[Saved entries]
== Segment start ==

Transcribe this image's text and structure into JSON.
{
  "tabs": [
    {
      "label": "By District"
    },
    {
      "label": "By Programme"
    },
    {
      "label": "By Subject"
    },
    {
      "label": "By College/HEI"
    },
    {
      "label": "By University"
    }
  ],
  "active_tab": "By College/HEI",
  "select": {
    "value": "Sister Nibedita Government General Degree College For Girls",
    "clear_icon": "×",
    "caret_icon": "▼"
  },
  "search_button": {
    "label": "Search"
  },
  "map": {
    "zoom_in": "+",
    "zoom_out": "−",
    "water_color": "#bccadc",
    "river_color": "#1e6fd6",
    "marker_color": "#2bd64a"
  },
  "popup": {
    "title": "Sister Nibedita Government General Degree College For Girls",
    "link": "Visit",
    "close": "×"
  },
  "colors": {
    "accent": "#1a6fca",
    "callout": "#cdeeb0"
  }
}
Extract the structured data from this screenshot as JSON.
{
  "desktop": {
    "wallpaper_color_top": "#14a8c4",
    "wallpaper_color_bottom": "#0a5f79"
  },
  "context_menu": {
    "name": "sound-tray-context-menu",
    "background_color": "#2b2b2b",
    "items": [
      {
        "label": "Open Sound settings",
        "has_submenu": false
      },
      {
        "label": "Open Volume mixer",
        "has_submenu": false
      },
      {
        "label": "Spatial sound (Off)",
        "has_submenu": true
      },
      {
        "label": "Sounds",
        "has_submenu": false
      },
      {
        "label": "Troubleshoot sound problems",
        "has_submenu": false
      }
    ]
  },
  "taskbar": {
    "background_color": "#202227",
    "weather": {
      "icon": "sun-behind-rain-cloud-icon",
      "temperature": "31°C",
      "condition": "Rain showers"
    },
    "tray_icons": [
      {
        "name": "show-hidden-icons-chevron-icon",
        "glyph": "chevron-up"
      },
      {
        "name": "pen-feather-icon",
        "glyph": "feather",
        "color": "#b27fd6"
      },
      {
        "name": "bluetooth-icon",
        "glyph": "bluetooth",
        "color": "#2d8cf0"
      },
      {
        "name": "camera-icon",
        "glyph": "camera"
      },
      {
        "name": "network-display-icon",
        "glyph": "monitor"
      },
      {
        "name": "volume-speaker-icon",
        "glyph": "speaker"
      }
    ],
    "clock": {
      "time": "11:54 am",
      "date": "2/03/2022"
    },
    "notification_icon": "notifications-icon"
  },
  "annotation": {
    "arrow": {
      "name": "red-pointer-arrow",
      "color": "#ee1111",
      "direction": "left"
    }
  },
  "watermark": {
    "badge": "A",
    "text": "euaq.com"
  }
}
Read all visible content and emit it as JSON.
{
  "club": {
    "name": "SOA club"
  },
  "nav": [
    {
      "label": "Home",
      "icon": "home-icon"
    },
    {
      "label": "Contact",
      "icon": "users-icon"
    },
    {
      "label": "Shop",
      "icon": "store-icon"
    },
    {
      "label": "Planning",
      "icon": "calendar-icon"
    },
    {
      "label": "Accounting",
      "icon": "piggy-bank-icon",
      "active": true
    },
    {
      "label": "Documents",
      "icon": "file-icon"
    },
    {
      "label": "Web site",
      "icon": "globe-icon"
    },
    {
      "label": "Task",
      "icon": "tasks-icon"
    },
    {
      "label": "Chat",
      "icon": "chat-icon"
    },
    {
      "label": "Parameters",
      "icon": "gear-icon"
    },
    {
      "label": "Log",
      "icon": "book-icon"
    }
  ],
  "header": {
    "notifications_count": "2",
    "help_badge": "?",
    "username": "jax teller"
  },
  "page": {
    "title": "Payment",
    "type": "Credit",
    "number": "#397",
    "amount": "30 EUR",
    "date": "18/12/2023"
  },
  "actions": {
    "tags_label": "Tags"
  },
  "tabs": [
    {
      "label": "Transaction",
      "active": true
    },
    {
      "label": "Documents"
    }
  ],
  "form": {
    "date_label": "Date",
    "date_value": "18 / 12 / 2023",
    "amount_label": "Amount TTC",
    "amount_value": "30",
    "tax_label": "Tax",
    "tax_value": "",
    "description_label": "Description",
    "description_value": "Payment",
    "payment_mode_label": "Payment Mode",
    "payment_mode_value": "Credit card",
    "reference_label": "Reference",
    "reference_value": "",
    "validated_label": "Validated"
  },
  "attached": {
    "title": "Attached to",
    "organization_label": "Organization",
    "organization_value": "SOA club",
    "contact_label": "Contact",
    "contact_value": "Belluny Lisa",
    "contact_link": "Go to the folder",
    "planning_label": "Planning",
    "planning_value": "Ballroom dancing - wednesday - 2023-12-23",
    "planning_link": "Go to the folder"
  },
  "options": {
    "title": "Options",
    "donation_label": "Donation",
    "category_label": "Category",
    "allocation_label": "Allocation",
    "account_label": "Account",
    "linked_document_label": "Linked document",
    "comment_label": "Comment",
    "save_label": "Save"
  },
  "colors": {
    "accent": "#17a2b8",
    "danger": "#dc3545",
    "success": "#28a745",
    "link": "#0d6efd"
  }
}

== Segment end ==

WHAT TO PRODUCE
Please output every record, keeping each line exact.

RESULT
Transcribe this image's text and structure into JSON.
{
  "tabs": [
    {
      "label": "By District"
    },
    {
      "label": "By Programme"
    },
    {
      "label": "By Subject"
    },
    {
      "label": "By College/HEI"
    },
    {
      "label": "By University"
    }
  ],
  "active_tab": "By College/HEI",
  "select": {
    "value": "Sister Nibedita Government General Degree College For Girls",
    "clear_icon": "×",
    "caret_icon": "▼"
  },
  "search_button": {
    "label": "Search"
  },
  "map": {
    "zoom_in": "+",
    "zoom_out": "−",
    "water_color": "#bccadc",
    "river_color": "#1e6fd6",
    "marker_color": "#2bd64a"
  },
  "popup": {
    "title": "Sister Nibedita Government General Degree College For Girls",
    "link": "Visit",
    "close": "×"
  },
  "colors": {
    "accent": "#1a6fca",
    "callout": "#cdeeb0"
  }
}
Extract the structured data from this screenshot as JSON.
{
  "desktop": {
    "wallpaper_color_top": "#14a8c4",
    "wallpaper_color_bottom": "#0a5f79"
  },
  "context_menu": {
    "name": "sound-tray-context-menu",
    "background_color": "#2b2b2b",
    "items": [
      {
        "label": "Open Sound settings",
        "has_submenu": false
      },
      {
        "label": "Open Volume mixer",
        "has_submenu": false
      },
      {
        "label": "Spatial sound (Off)",
        "has_submenu": true
      },
      {
        "label": "Sounds",
        "has_submenu": false
      },
      {
        "label": "Troubleshoot sound problems",
        "has_submenu": false
      }
    ]
  },
  "taskbar": {
    "background_color": "#202227",
    "weather": {
      "icon": "sun-behind-rain-cloud-icon",
      "temperature": "31°C",
      "condition": "Rain showers"
    },
    "tray_icons": [
      {
        "name": "show-hidden-icons-chevron-icon",
        "glyph": "chevron-up"
      },
      {
        "name": "pen-feather-icon",
        "glyph": "feather",
        "color": "#b27fd6"
      },
      {
        "name": "bluetooth-icon",
        "glyph": "bluetooth",
        "color": "#2d8cf0"
      },
      {
        "name": "camera-icon",
        "glyph": "camera"
      },
      {
        "name": "network-display-icon",
        "glyph": "monitor"
      },
      {
        "name": "volume-speaker-icon",
        "glyph": "speaker"
      }
    ],
    "clock": {
      "time": "11:54 am",
      "date": "2/03/2022"
    },
    "notification_icon": "notifications-icon"
  },
  "annotation": {
    "arrow": {
      "name": "red-pointer-arrow",
      "color": "#ee1111",
      "direction": "left"
    }
  },
  "watermark": {
    "badge": "A",
    "text": "euaq.com"
  }
}
Read all visible content and emit it as JSON.
{
  "club": {
    "name": "SOA club"
  },
  "nav": [
    {
      "label": "Home",
      "icon": "home-icon"
    },
    {
      "label": "Contact",
      "icon": "users-icon"
    },
    {
      "label": "Shop",
      "icon": "store-icon"
    },
    {
      "label": "Planning",
      "icon": "calendar-icon"
    },
    {
      "label": "Accounting",
      "icon": "piggy-bank-icon",
      "active": true
    },
    {
      "label": "Documents",
      "icon": "file-icon"
    },
    {
      "label": "Web site",
      "icon": "globe-icon"
    },
    {
      "label": "Task",
      "icon": "tasks-icon"
    },
    {
      "label": "Chat",
      "icon": "chat-icon"
    },
    {
      "label": "Parameters",
      "icon": "gear-icon"
    },
    {
      "label": "Log",
      "icon": "book-icon"
    }
  ],
  "header": {
    "notifications_count": "2",
    "help_badge": "?",
    "username": "jax teller"
  },
  "page": {
    "title": "Payment",
    "type": "Credit",
    "number": "#397",
    "amount": "30 EUR",
    "date": "18/12/2023"
  },
  "actions": {
    "tags_label": "Tags"
  },
  "tabs": [
    {
      "label": "Transaction",
      "active": true
    },
    {
      "label": "Documents"
    }
  ],
  "form": {
    "date_label": "Date",
    "date_value": "18 / 12 / 2023",
    "amount_label": "Amount TTC",
    "amount_value": "30",
    "tax_label": "Tax",
    "tax_value": "",
    "description_label": "Description",
    "description_value": "Payment",
    "payment_mode_label": "Payment Mode",
    "payment_mode_value": "Credit card",
    "reference_label": "Reference",
    "reference_value": "",
    "validated_label": "Validated"
  },
  "attached": {
    "title": "Attached to",
    "organization_label": "Organization",
    "organization_value": "SOA club",
    "contact_label": "Contact",
    "contact_value": "Belluny Lisa",
    "contact_link": "Go to the folder",
    "planning_label": "Planning",
    "planning_value": "Ballroom dancing - wednesday - 2023-12-23",
    "planning_link": "Go to the folder"
  },
  "options": {
    "title": "Options",
    "donation_label": "Donation",
    "category_label": "Category",
    "allocation_label": "Allocation",
    "account_label": "Account",
    "linked_document_label": "Linked document",
    "comment_label": "Comment",
    "save_label": "Save"
  },
  "colors": {
    "accent": "#17a2b8",
    "danger": "#dc3545",
    "success": "#28a745",
    "link": "#0d6efd"
  }
}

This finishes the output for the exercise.